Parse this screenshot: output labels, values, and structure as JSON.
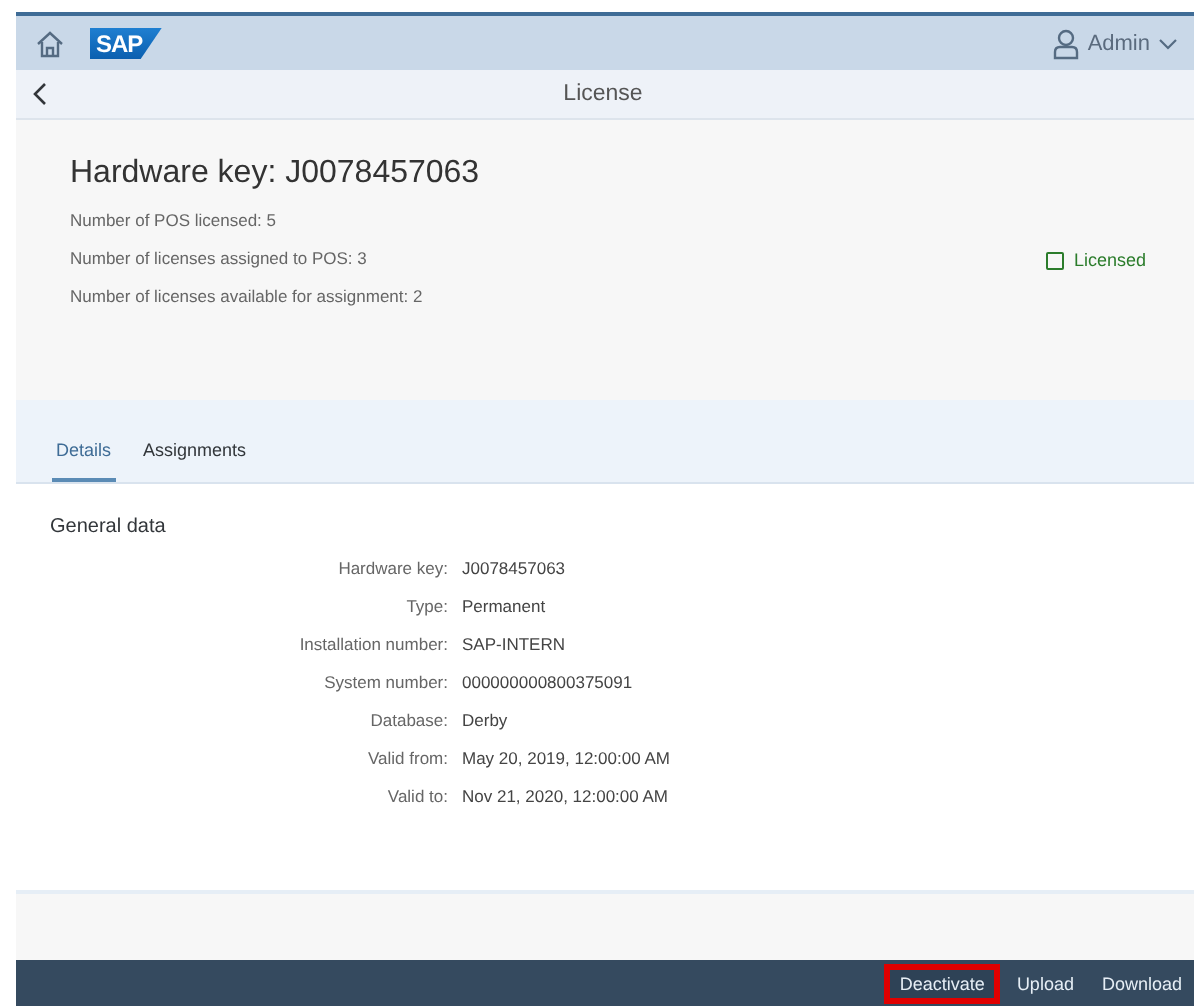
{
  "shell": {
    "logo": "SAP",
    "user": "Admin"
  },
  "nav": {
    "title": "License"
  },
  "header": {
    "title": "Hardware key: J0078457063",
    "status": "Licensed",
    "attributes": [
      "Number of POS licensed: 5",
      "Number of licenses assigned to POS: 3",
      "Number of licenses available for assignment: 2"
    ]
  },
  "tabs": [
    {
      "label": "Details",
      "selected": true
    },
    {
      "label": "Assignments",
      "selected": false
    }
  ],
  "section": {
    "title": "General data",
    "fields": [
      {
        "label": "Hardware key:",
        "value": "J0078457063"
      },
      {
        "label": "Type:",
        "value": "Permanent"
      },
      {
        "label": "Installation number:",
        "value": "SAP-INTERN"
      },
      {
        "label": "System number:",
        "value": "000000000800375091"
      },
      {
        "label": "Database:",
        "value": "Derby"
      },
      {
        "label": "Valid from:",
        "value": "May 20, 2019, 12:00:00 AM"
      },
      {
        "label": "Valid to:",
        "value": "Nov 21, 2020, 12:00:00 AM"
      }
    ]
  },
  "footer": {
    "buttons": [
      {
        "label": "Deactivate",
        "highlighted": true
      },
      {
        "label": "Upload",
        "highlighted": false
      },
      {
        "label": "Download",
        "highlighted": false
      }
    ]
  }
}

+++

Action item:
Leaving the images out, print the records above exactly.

Solution to this task:
Parse this screenshot: output labels, values, and structure as JSON.
{
  "shell": {
    "logo": "SAP",
    "user": "Admin"
  },
  "nav": {
    "title": "License"
  },
  "header": {
    "title": "Hardware key: J0078457063",
    "status": "Licensed",
    "attributes": [
      "Number of POS licensed: 5",
      "Number of licenses assigned to POS: 3",
      "Number of licenses available for assignment: 2"
    ]
  },
  "tabs": [
    {
      "label": "Details",
      "selected": true
    },
    {
      "label": "Assignments",
      "selected": false
    }
  ],
  "section": {
    "title": "General data",
    "fields": [
      {
        "label": "Hardware key:",
        "value": "J0078457063"
      },
      {
        "label": "Type:",
        "value": "Permanent"
      },
      {
        "label": "Installation number:",
        "value": "SAP-INTERN"
      },
      {
        "label": "System number:",
        "value": "000000000800375091"
      },
      {
        "label": "Database:",
        "value": "Derby"
      },
      {
        "label": "Valid from:",
        "value": "May 20, 2019, 12:00:00 AM"
      },
      {
        "label": "Valid to:",
        "value": "Nov 21, 2020, 12:00:00 AM"
      }
    ]
  },
  "footer": {
    "buttons": [
      {
        "label": "Deactivate",
        "highlighted": true
      },
      {
        "label": "Upload",
        "highlighted": false
      },
      {
        "label": "Download",
        "highlighted": false
      }
    ]
  }
}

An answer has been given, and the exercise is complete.